[EXERCISE INSTRUCTIONS] Check every line of the data below for "main". Copy each one that has it.

[EXTRACTED MATERIAL]
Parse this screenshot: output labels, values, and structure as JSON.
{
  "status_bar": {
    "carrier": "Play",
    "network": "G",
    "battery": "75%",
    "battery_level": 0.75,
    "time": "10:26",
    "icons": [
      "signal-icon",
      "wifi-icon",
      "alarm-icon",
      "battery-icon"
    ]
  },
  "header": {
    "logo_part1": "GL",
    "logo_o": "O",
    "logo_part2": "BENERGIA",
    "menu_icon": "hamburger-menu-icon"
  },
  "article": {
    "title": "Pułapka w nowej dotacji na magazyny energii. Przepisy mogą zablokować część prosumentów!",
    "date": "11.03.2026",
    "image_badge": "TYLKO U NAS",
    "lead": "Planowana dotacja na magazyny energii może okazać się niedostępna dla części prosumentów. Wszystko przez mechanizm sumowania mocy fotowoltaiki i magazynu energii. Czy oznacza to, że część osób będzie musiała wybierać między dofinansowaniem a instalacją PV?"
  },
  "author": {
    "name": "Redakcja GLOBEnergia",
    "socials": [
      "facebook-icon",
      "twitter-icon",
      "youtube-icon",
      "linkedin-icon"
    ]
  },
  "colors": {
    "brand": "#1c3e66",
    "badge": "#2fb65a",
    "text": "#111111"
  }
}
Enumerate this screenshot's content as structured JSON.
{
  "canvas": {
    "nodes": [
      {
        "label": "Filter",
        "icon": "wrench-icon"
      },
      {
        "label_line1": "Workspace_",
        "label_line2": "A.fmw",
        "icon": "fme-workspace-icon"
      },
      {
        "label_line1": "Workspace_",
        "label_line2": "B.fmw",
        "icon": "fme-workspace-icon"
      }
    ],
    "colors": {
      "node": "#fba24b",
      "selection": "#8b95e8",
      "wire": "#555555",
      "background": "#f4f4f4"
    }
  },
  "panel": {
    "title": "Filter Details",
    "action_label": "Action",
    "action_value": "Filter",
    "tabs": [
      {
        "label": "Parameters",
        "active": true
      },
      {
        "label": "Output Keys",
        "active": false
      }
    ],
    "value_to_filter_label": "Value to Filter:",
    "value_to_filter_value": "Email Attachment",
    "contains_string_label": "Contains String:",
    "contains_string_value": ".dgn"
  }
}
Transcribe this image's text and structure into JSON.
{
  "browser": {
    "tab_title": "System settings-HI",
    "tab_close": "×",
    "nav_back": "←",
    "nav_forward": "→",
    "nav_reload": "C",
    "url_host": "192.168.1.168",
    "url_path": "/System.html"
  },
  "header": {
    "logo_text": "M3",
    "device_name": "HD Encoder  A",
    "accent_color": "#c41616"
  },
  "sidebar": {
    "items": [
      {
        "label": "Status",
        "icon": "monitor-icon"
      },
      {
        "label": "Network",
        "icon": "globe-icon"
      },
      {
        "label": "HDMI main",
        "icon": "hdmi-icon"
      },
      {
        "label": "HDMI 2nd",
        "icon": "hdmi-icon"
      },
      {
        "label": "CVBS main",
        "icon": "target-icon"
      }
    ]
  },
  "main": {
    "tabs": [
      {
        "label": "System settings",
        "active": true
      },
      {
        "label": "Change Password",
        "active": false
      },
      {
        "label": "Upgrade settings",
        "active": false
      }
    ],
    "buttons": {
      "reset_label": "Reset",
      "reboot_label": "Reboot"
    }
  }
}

[YOUR SOLUTION]
        "label": "HDMI main",
        "label": "CVBS main",
  "main": {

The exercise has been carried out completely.